May, 2016

The Regulatory Determinants of Railroad Safety

Summary

We assess the effects of both regulatory changes on railroad safety with the use of RegData and find that partial economic deregulation is associated with improved safety. Safety regulation was most closely associated with improved railroad safety during the period when economic regulation curtailed railroads’ incentives to operate safely.

Key materials

This study is published in the Review of Industrial Organization volume 49, issue 2, and is available via SpringerLink at “The Regulatory Determinants of Railroad Safety.”

Railroad safety has dramatically improved over the past 40 years. Determining why this improvement occurred may provide lessons for future regulatory reform. During this period, the freight railroad industry experienced significant reductions in economic regulation and considerable expansion of safety regulation.

In a new study published in the Review of Industrial Organization, authors Jerry Ellig and Patrick A. McLaughlin, both senior research fellows for the Mercatus Center at George Mason University, seek to determine the relative impact on railroad safety of each set of regulatory adjustments: more safety regulation and less economic regulation. They conclude that the partial economic deregulation of the railroad industry accounted for the vast majority of the improvements to railroad safety that occurred over this time period by restoring normal market incentives for firms to maintain track and equipment and pursue other safety measures.

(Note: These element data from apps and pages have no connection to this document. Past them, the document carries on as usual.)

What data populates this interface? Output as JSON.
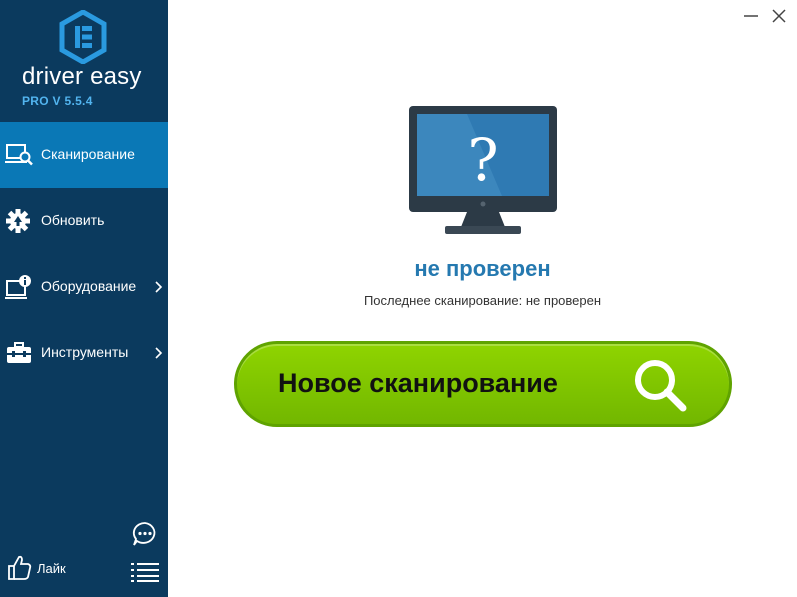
{
  "app": {
    "name": "driver easy",
    "version": "PRO V 5.5.4"
  },
  "sidebar": {
    "items": [
      {
        "label": "Сканирование",
        "icon": "monitor-search-icon",
        "active": true
      },
      {
        "label": "Обновить",
        "icon": "gear-update-icon",
        "active": false
      },
      {
        "label": "Оборудование",
        "icon": "hardware-info-icon",
        "active": false
      },
      {
        "label": "Инструменты",
        "icon": "toolbox-icon",
        "active": false
      }
    ],
    "like_label": "Лайк"
  },
  "main": {
    "status_title": "не проверен",
    "status_sub": "Последнее сканирование: не проверен",
    "scan_button_label": "Новое сканирование"
  },
  "colors": {
    "sidebar_bg": "#0b3a5e",
    "active_item": "#0a78b6",
    "status_title": "#2579b0",
    "scan_button": "#7fc400"
  }
}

Safety regulation also contributed to increases in safety, but this effect mostly occurred before partial economic deregulation in 1980.

BACKGROUND

From 1978 to 2013, the number of accidents experienced by the major freight railroads plummeted from more than 11,000 to 1,867, despite rail miles traveled doubling over that time. Significant changes in both economic and safety regulations with the potential to affect railroad safety occurred during this same period:

  • Partial economic deregulation followed the Staggers Act of 1980. This law deregulated most rail rates and made it easier for railroads to discontinue unprofitable service.
  • Safety regulations from the Federal Railroad Administration (FRA) quadrupled in the decades following Congress’s expansion of the FRA’s authority with the Federal Railroad Safety Act of 1970.

METHODOLOGY AND DATA

New data provided by RegData, a database developed by scholars at the Mercatus Center, enables measurement of the changing amounts of economic and safety regulation affecting the railroad industry from 1975 to 2013.

  • RegData parses the text of federal regulations published each year in the Code of Federal Regulations and uses machine learning algorithms to determine the relevance of regulations to individual industries—in this instance, the railroad industry.
  • RegData measures the amount of applicable regulation by counting regulatory restrictions—words and phrases that either obligate or prohibit an action, such as “must,” “shall,” “prohibited,” and “required.”

Data compiled by RegData on economic and safety regulations applicable to the railroad industry between 1975 and 2013 permit an assessment of the relationships between these types of regulation and railroad accident rates. (The study focuses on freight railroads with annual operating revenues of more than $250 million. Passenger rail services such as Amtrak are not included.)

KEY FINDINGS

Economic Deregulation of Railroads Is Associated with Large Improvements in Safety

Under normal market circumstances, railroads have a direct incentive to prevent accidents that damage their property or harm employees. Economic regulation impaired these incentives:

  • Before 1980, heavy economic regulation reduced railroads’ profitability, bankrupted some railroads, and limited others’ ability to attract capital. These economic conditions discouraged investment in maintenance, resulting in less safe track and equipment, and slowed the development and adoption of new technology that would improve safety.
  • In addition to hampering investment, economic regulation forced railroads to operate in ways that increased accident risks. For example, in the period after partial deregulation, the consolidation of routes and widespread use of unit trains—largely infeasible beforehand—improved safety by reducing the amount of railcar switching, a hazardous activity.

Additional Safety Regulation Has Had Relatively Little Effect on Safety Improvements Since the Staggers Act of 1980

Before 1980, safety regulations appear to have substituted for economic incentives to improve railroad safety. The number of railroad accidents fell slightly during this time. The bulk of the improvements to railroad safety did not happen until after passage of the Staggers Act, however. Although the stock of safety-related regulatory restrictions published by the FRA has quadrupled since 1975, the Staggers Act accounted for about 89 percent of the decline in the accident rate between 1978 and 2013.

One possible reason safety regulations have had a small impact is that rail safety regulations often consist of design standards rather than performance standards. This diverts attention away from safety outcomes and toward compliance with design requirements alone, and may make railroads less safe than they would be otherwise. In contrast, performance standards permit each railroad to come up with its own design to achieve a desired safety outcome.

CONCLUSION

These findings should motivate policymakers and stakeholders who are concerned with rail safety to carefully reassess existing rail safety regulations to determine which have been effective and which have not. More broadly, it is clear that economic deregulation improved safety more effectively than actual safety regulations by restoring market incentives for firms to pursue safety measures and innovations instead of focusing on complying with regulatory mandates.